people saw remonstrances proving futfle and began to think of the next necessary step. This, then, became the great question of the hour: What next? Various views were immediately set forth; while one of the South Carolina representatives at Washington said a complete union of the whole South alone could save South Carolina and the South, other writers in the press of the state looked to the state legislature to decide on the proper course of resistance. At this juncture the Mercury, which later became an ardent nullification sheet, took a very sane and moderate position; it merely advocated caution and careful consideration before any step should be taken.

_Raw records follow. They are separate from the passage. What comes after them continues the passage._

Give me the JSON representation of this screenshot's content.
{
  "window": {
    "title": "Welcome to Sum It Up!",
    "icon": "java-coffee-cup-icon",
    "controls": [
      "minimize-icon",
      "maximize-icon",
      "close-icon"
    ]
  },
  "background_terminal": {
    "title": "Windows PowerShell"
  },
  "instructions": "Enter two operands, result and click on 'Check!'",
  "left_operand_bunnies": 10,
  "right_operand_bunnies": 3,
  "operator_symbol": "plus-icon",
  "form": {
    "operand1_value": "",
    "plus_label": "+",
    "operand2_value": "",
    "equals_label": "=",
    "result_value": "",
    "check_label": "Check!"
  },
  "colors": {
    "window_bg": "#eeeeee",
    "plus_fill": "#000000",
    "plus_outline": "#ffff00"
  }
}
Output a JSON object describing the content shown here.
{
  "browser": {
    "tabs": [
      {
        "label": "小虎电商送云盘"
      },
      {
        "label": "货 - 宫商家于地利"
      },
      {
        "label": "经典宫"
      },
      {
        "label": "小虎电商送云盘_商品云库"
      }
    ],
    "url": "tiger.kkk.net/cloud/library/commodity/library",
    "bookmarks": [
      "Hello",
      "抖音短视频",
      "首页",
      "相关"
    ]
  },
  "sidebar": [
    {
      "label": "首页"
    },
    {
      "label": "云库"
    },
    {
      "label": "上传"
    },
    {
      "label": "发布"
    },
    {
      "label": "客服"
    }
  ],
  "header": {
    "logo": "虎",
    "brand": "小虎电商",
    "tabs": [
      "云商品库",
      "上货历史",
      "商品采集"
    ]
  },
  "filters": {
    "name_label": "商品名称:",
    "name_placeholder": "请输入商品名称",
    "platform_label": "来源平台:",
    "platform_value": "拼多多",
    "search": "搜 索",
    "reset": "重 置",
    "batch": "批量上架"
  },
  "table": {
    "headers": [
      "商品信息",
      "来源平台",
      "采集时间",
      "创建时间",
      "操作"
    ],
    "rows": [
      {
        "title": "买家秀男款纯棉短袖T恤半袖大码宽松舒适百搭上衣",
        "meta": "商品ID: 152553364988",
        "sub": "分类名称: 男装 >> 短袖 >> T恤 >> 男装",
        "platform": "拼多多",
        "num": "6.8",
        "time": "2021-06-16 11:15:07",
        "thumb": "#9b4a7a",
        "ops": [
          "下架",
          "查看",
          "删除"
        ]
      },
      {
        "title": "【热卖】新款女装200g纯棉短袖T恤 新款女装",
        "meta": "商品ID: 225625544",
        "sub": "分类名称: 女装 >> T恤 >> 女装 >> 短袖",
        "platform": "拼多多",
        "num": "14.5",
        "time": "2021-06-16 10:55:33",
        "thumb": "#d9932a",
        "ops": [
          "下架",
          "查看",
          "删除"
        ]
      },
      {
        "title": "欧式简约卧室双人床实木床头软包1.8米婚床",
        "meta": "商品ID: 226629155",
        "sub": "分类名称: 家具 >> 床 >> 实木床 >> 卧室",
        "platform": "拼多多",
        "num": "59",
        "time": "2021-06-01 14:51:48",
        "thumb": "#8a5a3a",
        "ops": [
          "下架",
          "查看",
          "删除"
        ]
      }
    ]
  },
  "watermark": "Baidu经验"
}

- Mercury, May 29, 1828. The editor wrote that the citizens of South Carolina felt with grief that the Constitution had been violated and that the great object of the confederacy had been shamefully perverted; that their remonstrances had been disregarded, their rights denied, and the solemn protests of their delegates laughed to scorn; that they had been reduced to a condition almost tantamount to colonial vassalage, and that they were never regarded except for the purpose of discovering in what way they could be rendered serviceable to the interests of others; that the burdens under which they then labored were but the probable forerunners of others still more oppressive, and that the future held for them nothing but wretchedness and embarrassment; that the great sources of their wealth were about to be dried up, and that the dignity of their state and their prosperity as a people were on the eve of leaving them forever. But, in spite of the fact that the people felt all this so deeply, and in spite of the impression nearly every reader of this